Apple Patents a Virtual Acoustic Audio System for MacBooks

Apple's patent for a virtual acoustic audio system
(Image credit: USPTO)

Laptop speakers rarely impress. There's only so much a manufacturer can do to make them sound good, after all, and most people probably use headphones anyway. But the U.S. Patent and Trademark Office (USPTO) revealed on Tuesday that Apple has patented a new audio system to improve its MacBook speakers.

Part of the problem with laptop speakers is their proximity to each other. Many people are used to hearing things via stereo audio, especially since headphones and earbuds became so popular, but laptop speakers are often too close to clearly separate audio that's really only meant to be heard from one side or the other.

Apple's patent covered a virtual acoustic system that's supposed to address that issue. Rather than simply emitting sound from its speakers, a MacBook equipped with this technology would be able to make it seem like the sound came from somewhere else, almost like a technological ventriloquist. Apple said in the filing:

"A virtual acoustic system is one that gives the user the illusion that sound is emanating from elsewhere in an indoor or outdoor space than directly from a loudspeaker (e.g., one that is placed in a room, one that is built into a laptop computer, etc.
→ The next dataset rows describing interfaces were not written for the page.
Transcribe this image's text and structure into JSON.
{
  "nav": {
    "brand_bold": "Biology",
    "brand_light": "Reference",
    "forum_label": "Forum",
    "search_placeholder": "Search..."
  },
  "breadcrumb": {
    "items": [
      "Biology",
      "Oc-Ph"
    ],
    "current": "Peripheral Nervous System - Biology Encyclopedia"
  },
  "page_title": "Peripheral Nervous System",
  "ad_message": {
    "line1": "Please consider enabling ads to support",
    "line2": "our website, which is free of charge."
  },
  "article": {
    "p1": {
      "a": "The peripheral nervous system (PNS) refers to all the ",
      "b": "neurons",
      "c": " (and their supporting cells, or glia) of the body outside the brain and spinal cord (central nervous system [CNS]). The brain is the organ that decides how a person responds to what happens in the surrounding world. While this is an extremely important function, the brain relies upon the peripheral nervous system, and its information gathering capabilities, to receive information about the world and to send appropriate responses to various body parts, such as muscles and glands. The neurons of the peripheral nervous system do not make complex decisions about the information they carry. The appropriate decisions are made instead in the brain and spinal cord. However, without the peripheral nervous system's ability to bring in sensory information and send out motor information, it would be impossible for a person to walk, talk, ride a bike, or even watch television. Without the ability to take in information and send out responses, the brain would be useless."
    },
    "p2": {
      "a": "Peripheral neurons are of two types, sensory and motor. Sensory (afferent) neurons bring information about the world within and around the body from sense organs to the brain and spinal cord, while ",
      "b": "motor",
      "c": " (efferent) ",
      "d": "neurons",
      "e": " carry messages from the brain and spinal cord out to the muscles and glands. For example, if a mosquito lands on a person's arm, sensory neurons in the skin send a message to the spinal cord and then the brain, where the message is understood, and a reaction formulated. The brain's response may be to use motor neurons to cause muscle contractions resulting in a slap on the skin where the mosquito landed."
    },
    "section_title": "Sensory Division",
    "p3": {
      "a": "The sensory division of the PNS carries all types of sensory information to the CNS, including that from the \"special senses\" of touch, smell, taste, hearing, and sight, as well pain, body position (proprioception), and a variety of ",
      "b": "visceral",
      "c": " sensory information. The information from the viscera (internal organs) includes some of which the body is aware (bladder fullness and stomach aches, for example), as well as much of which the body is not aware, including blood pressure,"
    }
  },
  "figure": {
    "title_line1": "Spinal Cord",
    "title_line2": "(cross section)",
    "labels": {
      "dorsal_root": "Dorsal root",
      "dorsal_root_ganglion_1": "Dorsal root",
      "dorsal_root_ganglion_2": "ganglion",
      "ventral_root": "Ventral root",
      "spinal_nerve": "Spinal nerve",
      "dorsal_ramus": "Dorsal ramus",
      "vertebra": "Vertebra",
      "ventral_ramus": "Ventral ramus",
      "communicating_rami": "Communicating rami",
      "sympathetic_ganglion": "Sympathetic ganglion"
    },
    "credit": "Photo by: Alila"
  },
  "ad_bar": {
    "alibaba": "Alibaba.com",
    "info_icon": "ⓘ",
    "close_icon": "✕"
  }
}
Audio signal processing for virtual acoustics can greatly enhance a movie, a sports even, a videogame or other screen viewing experience, adding to the feeling of "being there". Various known audio processing algorithms, executed by digital processors, modify one or more recorded, synthesized, mixed or otherwise produced digital audio signals in such a way as to position a virtual source according to modeling that is based on human perception of sound, including the role of ear acoustics, other reflecting and absorbing surfaces, distance and angle of source, and other factors." 

That process can be more complicated than it sounds. Like we mentioned above, headphones and earbuds have the distinct advantage of only being heard from one ear at a time. Laptop speakers don't have that advantage. Apple said its system is supposed to change that by using a crosstalk canceler and multiple audio signals:

"A processor-based method of audio processing, comprising: splitting an audio signal, representing a virtual sound source, to a first processing path, a second processing path and a third processing path; in the first processing path, operating with a direct gain and a direct virtual source algorithm on the audio signal in the first processing path; in the second processing path, operating with a plurality of early reflection gains on the audio signal in the second processing path and producing a plurality of early reflections respectively, each having an adjustable delay, and processing the plurality of early reflections according to an early reflections virtual source algorithm; in the third processing path, operating with a reverb gain and binaural reverb filters on the audio signal in the third processing path, and crosstalk canceling upon outputs of the binaural reverb filters; and combining left and right channel outputs of each of the first, second and third processing paths, to produce a left loudspeaker signal and a right loudspeaker signal."

The patent covered numerous configurations of this virtual acoustic system that change how the crosstalk canceler is used--or if it's used at all--and how each of the paths are utilized. Check out the patent for more information on how Apple conceived of the system and what forms it might take in a real product. 

Apple filed the patent application, titled "System to move a virtual sound away from a listener using a crosstalk canceler," in August 2018. USPTO granted the patent on New Year's Eve. That means it could be a while before this system appears in a MacBook--assuming that Apple plans to continue developing it at all.

Nathaniel Mott
Freelance News & Features Writer

Nathaniel Mott is a freelance news and features writer for Tom's Hardware US, covering breaking news, security, and the silliest aspects of the tech industry.